Table 2. Example of Offloading Threshold set for Fog Node A and its neighbors.
Fog Node TypePrimary Fog NodeNeighboring Fog Nodes
Fog node AFog node BFog node CFog node DFog node E
Threshold9 ms9 ms9 ms9 ms9 ms
Table 3. Example of Offloading Threshold set for Fog Node B and its neighbors.
Table 3. Example of Offloading Threshold set for Fog Node B and its neighbors.
Fog Node TypePrimary Fog NodeNeighboring Fog Nodes
Fog node BFog node AFog node FFog node GFog node H
Threshold6 ms6 ms6 ms6 ms6 ms
Table 4. Description of Parameters used for Dynamic Threshold Algorithm.
Table 4. Description of Parameters used for Dynamic Threshold Algorithm.
SymbolDescription
δ n Refers to the initial offloading threshold and the current threshold.
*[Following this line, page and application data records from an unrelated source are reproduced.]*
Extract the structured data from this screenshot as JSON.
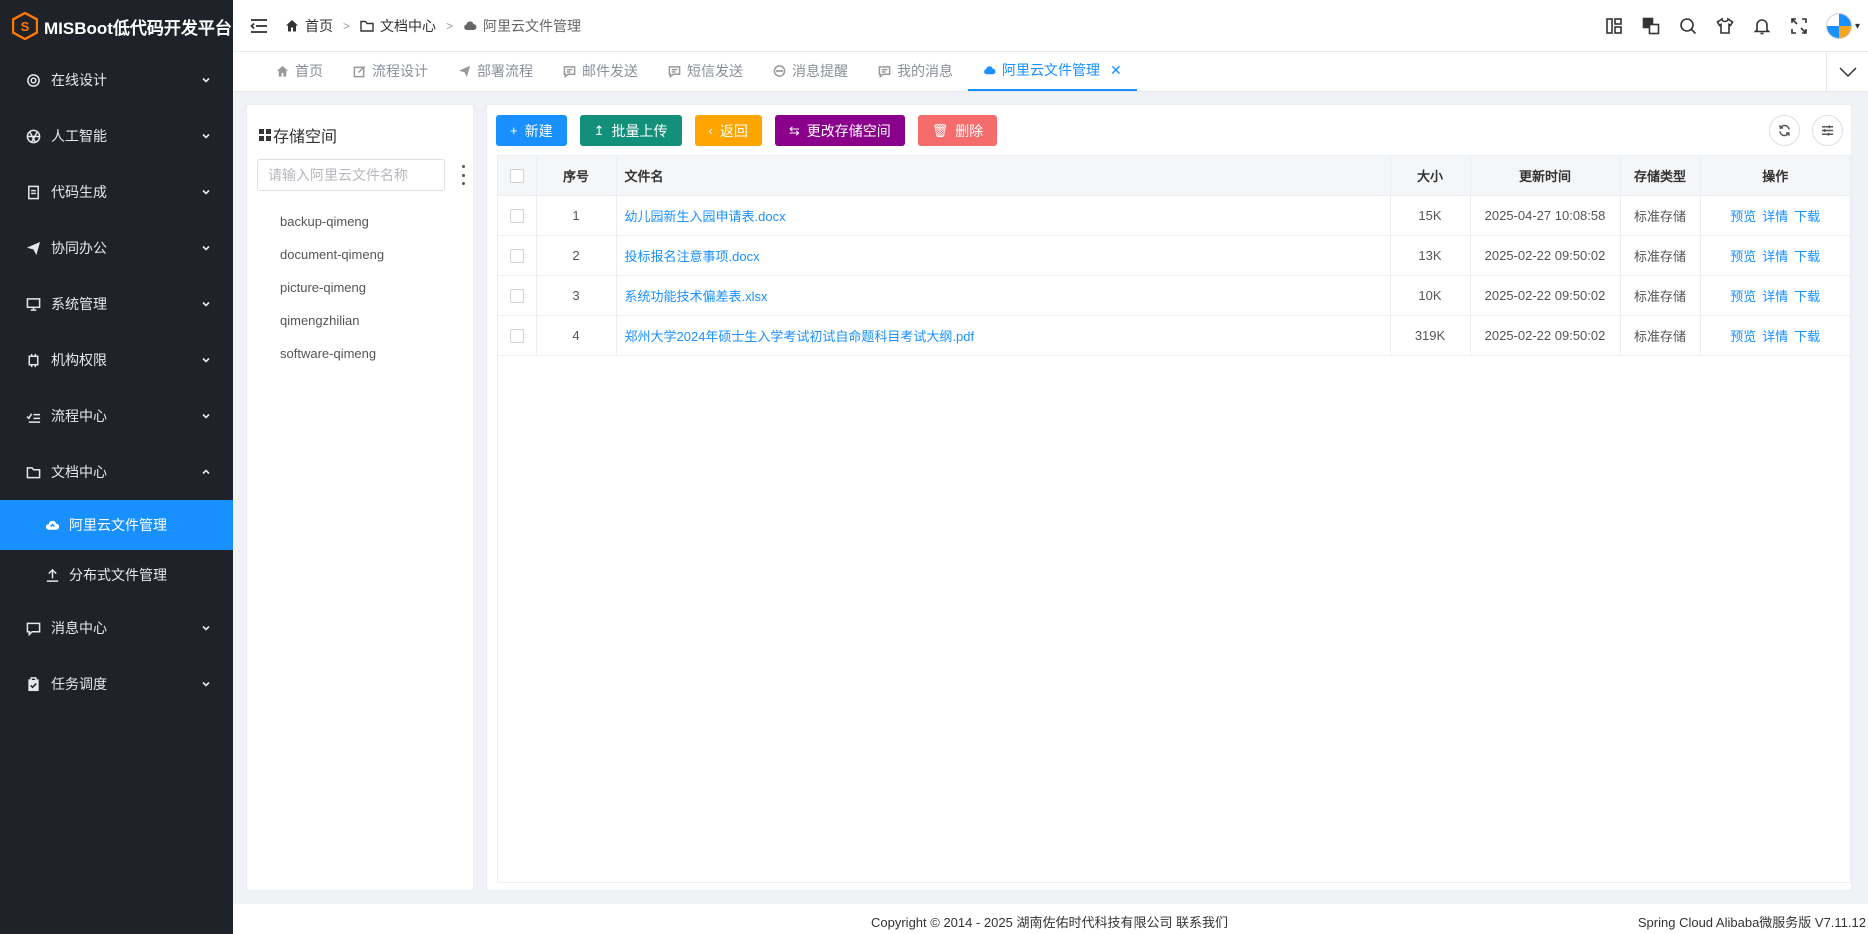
{
  "brand": {
    "title": "MISBoot低代码开发平台",
    "accent": "#ff7a00"
  },
  "sidebar": {
    "items": [
      {
        "label": "在线设计",
        "icon": "gear-icon"
      },
      {
        "label": "人工智能",
        "icon": "aperture-icon"
      },
      {
        "label": "代码生成",
        "icon": "document-icon"
      },
      {
        "label": "协同办公",
        "icon": "paper-plane-icon"
      },
      {
        "label": "系统管理",
        "icon": "monitor-icon"
      },
      {
        "label": "机构权限",
        "icon": "cog-icon"
      },
      {
        "label": "流程中心",
        "icon": "checklist-icon"
      },
      {
        "label": "文档中心",
        "icon": "folder-icon"
      },
      {
        "label": "消息中心",
        "icon": "chat-icon"
      },
      {
        "label": "任务调度",
        "icon": "clipboard-icon"
      }
    ],
    "submenu": [
      {
        "label": "阿里云文件管理",
        "icon": "cloud-upload-icon"
      },
      {
        "label": "分布式文件管理",
        "icon": "upload-icon"
      }
    ]
  },
  "breadcrumb": [
    "首页",
    "文档中心",
    "阿里云文件管理"
  ],
  "tabs": [
    "首页",
    "流程设计",
    "部署流程",
    "邮件发送",
    "短信发送",
    "消息提醒",
    "我的消息",
    "阿里云文件管理"
  ],
  "storage": {
    "title": "存储空间",
    "search_placeholder": "请输入阿里云文件名称",
    "buckets": [
      "backup-qimeng",
      "document-qimeng",
      "picture-qimeng",
      "qimengzhilian",
      "software-qimeng"
    ]
  },
  "toolbar": {
    "new": "新建",
    "upload": "批量上传",
    "back": "返回",
    "change": "更改存储空间",
    "delete": "删除"
  },
  "table": {
    "headers": {
      "seq": "序号",
      "name": "文件名",
      "size": "大小",
      "time": "更新时间",
      "type": "存储类型",
      "op": "操作"
    },
    "ops": {
      "preview": "预览",
      "detail": "详情",
      "download": "下载"
    },
    "rows": [
      {
        "seq": "1",
        "name": "幼儿园新生入园申请表.docx",
        "size": "15K",
        "time": "2025-04-27 10:08:58",
        "type": "标准存储"
      },
      {
        "seq": "2",
        "name": "投标报名注意事项.docx",
        "size": "13K",
        "time": "2025-02-22 09:50:02",
        "type": "标准存储"
      },
      {
        "seq": "3",
        "name": "系统功能技术偏差表.xlsx",
        "size": "10K",
        "time": "2025-02-22 09:50:02",
        "type": "标准存储"
      },
      {
        "seq": "4",
        "name": "郑州大学2024年硕士生入学考试初试自命题科目考试大纲.pdf",
        "size": "319K",
        "time": "2025-02-22 09:50:02",
        "type": "标准存储"
      }
    ]
  },
  "footer": {
    "copyright": "Copyright © 2014 - 2025 湖南佐佑时代科技有限公司 联系我们",
    "version": "Spring Cloud Alibaba微服务版 V7.11.12"
  }
}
VQAverage queueing delay of all the neighbors
δ n + 1 New offloading threshold.
x x = δ n / 2 .
NsAll neighboring fog nodes
QsSet of all queueing delay of all its neighbors
QNeighboursSet of all neighbors and their queueing delay
α When the queuing delay reaches this threshold, the fog node might consider decreasing its offloading threshold.
NThe best neighbor fog node
TThe arrival task
QQueuing delay in the primary fog node
pA number bigger than zero that determines how much to modify the offloading threshold based on the current offloading threshold
QNQueueing delay of one neighbor
Publisher’s Note: MDPI stays neutral with regard to jurisdictional claims in published maps and institutional affiliations.
Back to TopTop